Part of a series examining waste management programs across Canada.
Saskatchewan — two shuffles forward, one shuffle back
Change takes time. Putting new programs in place, getting everyone to (sort of) agree, approving regulatory changes, always takes longer than impatient people like me think it should.
But slow progress is not the same as no progress. After several years in development, Saskatchewan’s provincial regulations on household paper and packaging were passed in February. A new program is expected to be implemented in January 2015 that will result in industry covering up to 75% of municipal net costs of recycling residential packaging and printed paper. This will help out municipalities, especially in smaller communities who had cut or reduced recycling programs because they couldn’t afford to continue.
Another victory — following some of the other provinces, we have added antifreeze, antifreeze containers and diesel exhaust fluid containers to the used oil materials recycling program starting January 2014. It’s good to have a solution for antifreeze, it’s such toxic product. The other Saskatchewan recycling programs (for scrap tires, electronics, paint, beverage containers) continue to be tweaked behind the scenes, making them a bit more effective, a bit more efficient, it’s progress.
A flurry of activity around recycling agricultural plastics (grain bags, twine, net wrap, silage wrap) seems to have cooled off. Quite a few of the little duckies are lined up: a pilot program established last year has been overwhelmed with grain bags after this fall’s bumper crop; draft regulations have been prepared; industry created a plan for how a provincial program might work, but … not everyone’s happy just yet, so things have stalled for a while. Count this one as a shuffle back.
Shuffling forward is work on a program for household hazardous wastes (HHW). The province funded a consultation in the fall of 2013 and draft regulations are being prepared. The plan is for an Extended Producer Responsibility (EPR) program, funded and managed by industry, similar to our current programs for scrap tires, electronics, paint and used oil. We’re looking forward to a solution for HHW since the only consumers with options are those lucky enough to live in one of the few municipalities willing to shoulder the expense of providing a recycling/disposal solution for them (and even those options are often only once a year).
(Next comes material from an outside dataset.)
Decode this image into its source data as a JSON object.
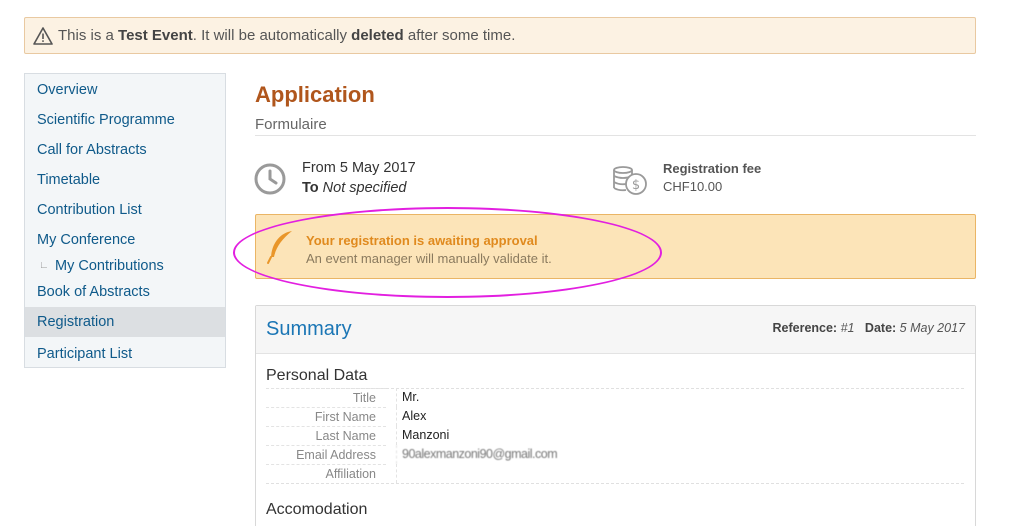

Looking ahead, there are many areas yet to tackle: more electrical and electronic products, construction and demolition materials, organic waste … shuffle, shuffle, shuffle.
About this guest blogger:
Joanne Fedyk has been the Executive Director of the Saskatchewan Waste Reduction Council for 22 years. The SWRC promotes waste reduction for all sectors: business, government, organizations and the general public. It keeps a database of recycling programs for the whole province, provides composting education, and organizes events for the recycling industry. Joanne’s educational background is in Home Economics, she holds a M.Sc. in Family Economics from the U of S.